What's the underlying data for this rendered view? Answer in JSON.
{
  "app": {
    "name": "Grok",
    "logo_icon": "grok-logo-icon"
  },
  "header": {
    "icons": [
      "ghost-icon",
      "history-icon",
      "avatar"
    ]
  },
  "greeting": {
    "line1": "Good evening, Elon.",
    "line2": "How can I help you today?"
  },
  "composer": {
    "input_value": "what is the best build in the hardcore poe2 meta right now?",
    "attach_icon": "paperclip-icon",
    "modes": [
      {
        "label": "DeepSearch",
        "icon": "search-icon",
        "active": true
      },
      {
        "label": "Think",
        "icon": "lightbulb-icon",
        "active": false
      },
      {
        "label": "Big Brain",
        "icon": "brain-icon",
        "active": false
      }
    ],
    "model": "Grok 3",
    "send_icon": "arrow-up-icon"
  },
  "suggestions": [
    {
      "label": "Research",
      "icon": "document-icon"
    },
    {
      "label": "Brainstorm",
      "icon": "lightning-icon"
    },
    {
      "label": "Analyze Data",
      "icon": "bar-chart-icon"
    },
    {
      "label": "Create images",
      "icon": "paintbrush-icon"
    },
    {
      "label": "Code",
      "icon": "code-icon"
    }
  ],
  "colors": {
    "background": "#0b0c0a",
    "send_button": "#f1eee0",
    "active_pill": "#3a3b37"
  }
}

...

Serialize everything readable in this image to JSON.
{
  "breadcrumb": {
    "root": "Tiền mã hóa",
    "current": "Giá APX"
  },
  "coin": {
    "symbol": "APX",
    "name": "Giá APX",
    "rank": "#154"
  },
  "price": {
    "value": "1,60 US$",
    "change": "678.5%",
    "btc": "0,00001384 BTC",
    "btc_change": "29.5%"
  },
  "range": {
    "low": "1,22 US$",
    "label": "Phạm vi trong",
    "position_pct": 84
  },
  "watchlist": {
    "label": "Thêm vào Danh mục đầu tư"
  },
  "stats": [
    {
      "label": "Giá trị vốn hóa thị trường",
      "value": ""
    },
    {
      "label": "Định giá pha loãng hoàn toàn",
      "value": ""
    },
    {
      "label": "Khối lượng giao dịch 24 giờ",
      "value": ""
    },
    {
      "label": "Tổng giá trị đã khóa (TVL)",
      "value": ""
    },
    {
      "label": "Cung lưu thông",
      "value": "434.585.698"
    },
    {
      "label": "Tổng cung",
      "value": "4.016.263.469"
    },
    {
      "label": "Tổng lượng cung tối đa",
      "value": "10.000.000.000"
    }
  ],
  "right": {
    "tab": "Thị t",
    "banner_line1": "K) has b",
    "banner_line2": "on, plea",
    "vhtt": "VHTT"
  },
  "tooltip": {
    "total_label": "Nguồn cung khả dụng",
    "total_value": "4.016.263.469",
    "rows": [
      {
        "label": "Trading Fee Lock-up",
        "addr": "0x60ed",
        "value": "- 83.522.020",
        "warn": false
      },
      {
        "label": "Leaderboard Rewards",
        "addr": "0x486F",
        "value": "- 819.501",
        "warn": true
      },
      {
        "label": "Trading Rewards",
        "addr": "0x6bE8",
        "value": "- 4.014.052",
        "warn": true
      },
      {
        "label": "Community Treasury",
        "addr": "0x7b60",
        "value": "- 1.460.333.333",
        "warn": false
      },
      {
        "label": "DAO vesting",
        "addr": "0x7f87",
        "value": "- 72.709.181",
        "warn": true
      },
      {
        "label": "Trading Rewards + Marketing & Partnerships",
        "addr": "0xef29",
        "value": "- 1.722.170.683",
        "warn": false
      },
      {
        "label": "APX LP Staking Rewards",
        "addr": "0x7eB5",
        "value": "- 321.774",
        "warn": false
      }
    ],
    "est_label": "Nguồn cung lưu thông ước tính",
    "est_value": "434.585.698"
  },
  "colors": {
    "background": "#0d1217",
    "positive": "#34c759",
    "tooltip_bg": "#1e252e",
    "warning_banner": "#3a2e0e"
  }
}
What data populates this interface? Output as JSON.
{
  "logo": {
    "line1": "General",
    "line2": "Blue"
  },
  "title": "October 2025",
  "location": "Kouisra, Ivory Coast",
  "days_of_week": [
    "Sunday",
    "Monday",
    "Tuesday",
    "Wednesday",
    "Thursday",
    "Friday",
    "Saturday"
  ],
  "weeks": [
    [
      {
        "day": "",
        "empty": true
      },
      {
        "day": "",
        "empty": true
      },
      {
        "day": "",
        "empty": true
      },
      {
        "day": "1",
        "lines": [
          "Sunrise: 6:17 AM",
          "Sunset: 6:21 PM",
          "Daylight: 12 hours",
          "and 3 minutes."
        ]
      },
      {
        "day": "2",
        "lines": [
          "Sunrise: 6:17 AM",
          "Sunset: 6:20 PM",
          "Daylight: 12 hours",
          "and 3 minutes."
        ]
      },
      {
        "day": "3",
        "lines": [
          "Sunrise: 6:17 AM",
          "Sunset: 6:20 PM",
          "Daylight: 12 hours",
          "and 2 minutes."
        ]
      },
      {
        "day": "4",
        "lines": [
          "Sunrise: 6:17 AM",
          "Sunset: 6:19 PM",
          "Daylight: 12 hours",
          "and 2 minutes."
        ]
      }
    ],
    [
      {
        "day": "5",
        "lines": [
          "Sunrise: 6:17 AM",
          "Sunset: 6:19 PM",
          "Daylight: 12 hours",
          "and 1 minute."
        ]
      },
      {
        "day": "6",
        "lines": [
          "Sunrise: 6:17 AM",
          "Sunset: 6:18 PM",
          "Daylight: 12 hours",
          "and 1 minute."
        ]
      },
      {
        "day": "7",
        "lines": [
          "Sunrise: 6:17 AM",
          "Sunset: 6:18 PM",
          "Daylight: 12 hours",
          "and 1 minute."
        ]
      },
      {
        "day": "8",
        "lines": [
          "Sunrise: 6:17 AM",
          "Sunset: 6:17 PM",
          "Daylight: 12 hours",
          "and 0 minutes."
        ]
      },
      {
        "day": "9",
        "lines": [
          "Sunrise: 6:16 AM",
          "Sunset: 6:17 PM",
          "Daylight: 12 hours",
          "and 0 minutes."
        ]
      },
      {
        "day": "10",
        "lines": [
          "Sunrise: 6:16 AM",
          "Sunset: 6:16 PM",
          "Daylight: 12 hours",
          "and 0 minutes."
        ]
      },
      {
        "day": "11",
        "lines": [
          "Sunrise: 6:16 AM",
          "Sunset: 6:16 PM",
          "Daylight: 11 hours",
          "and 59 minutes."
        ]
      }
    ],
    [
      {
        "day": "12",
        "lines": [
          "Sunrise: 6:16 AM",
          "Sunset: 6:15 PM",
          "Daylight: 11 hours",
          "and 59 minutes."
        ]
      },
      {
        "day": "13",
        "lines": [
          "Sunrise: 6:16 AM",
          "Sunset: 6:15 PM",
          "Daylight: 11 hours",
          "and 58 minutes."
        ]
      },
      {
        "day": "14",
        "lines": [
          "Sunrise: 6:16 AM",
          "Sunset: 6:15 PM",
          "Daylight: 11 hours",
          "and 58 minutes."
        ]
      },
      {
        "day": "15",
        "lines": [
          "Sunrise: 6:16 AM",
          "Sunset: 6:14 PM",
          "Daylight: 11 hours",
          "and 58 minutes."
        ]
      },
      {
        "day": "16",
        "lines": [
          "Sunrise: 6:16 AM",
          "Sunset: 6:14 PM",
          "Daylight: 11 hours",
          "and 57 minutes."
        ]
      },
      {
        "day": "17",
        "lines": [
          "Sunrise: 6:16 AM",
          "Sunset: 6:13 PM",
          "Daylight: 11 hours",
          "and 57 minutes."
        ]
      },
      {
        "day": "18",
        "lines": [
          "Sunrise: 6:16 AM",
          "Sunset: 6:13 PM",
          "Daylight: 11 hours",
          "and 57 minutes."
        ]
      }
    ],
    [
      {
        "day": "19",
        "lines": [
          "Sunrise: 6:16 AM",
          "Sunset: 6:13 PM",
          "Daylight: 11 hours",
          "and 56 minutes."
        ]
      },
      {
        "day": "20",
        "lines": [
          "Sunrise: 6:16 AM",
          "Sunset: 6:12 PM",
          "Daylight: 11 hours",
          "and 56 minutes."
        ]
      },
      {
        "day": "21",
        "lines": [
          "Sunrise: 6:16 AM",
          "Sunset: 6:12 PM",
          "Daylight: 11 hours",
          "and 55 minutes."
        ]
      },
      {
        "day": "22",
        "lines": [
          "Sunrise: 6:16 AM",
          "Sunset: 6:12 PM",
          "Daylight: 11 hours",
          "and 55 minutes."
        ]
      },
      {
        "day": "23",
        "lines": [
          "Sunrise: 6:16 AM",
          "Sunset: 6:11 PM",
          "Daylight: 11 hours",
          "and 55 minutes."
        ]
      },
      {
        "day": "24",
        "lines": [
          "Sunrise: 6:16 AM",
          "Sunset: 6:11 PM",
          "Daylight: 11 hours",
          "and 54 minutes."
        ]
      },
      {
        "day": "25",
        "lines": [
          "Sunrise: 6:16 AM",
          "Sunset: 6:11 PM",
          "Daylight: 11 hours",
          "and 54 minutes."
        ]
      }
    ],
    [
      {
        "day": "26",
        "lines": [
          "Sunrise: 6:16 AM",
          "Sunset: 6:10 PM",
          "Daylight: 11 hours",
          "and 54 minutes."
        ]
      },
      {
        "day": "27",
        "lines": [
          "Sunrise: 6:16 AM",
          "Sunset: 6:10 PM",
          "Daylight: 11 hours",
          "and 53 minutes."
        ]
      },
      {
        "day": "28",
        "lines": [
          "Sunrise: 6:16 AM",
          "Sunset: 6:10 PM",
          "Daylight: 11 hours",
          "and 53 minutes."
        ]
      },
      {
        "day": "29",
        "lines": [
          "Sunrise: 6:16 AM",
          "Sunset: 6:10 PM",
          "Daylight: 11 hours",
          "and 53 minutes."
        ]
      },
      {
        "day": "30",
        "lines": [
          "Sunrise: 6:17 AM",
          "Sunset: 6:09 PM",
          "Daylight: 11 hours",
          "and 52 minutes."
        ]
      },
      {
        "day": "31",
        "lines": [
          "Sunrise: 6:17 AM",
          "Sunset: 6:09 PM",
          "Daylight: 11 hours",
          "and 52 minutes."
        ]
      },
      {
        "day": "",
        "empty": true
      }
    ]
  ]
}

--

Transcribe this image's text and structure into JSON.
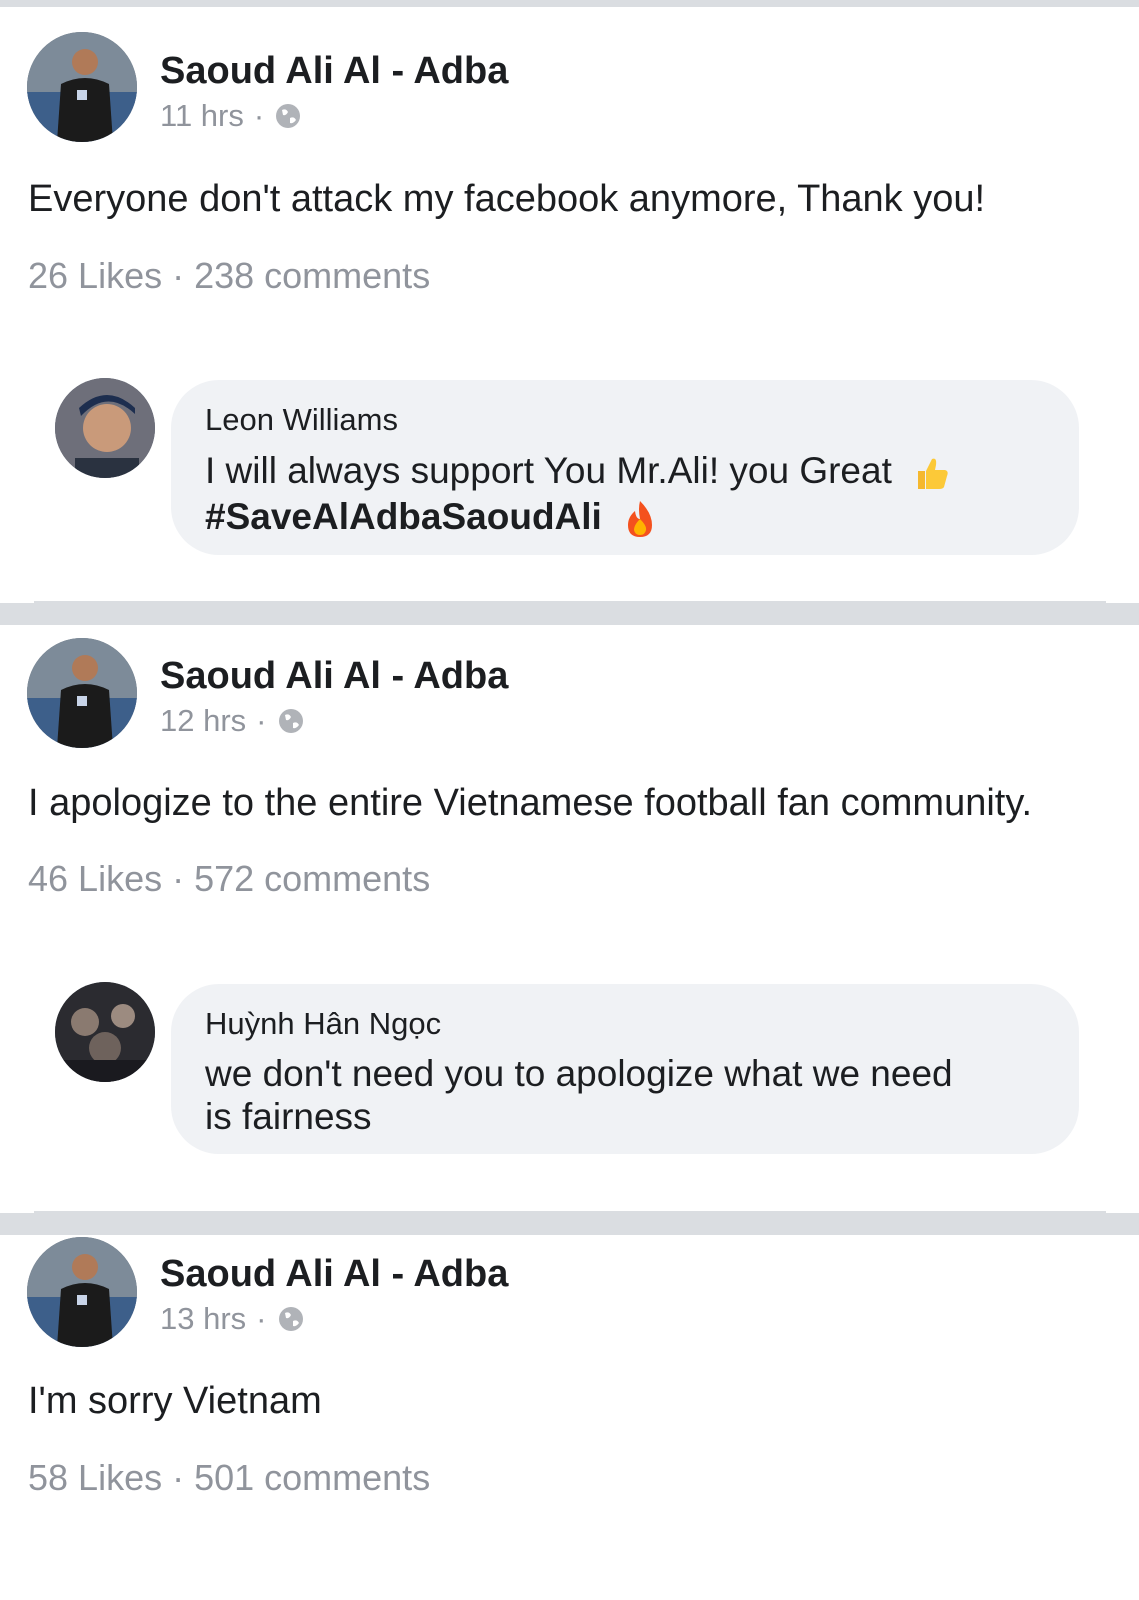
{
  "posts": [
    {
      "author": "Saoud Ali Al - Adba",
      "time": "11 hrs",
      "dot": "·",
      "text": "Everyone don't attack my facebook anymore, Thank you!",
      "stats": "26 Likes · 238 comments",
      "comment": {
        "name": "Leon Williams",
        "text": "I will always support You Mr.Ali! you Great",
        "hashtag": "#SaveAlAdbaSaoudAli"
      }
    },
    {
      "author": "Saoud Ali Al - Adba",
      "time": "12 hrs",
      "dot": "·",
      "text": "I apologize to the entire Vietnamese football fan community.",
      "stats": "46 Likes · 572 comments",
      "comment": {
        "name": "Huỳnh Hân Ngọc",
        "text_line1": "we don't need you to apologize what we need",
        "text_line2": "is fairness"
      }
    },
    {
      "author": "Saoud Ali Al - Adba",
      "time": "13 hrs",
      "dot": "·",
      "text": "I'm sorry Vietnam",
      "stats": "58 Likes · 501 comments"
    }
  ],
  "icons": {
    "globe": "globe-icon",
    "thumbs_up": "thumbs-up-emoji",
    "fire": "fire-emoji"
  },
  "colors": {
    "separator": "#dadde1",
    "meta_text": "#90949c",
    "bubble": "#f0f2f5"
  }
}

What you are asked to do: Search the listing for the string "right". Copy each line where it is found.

The answer:
    "input_value": "what is the best build in the hardcore poe2 meta right now?",
  "right": {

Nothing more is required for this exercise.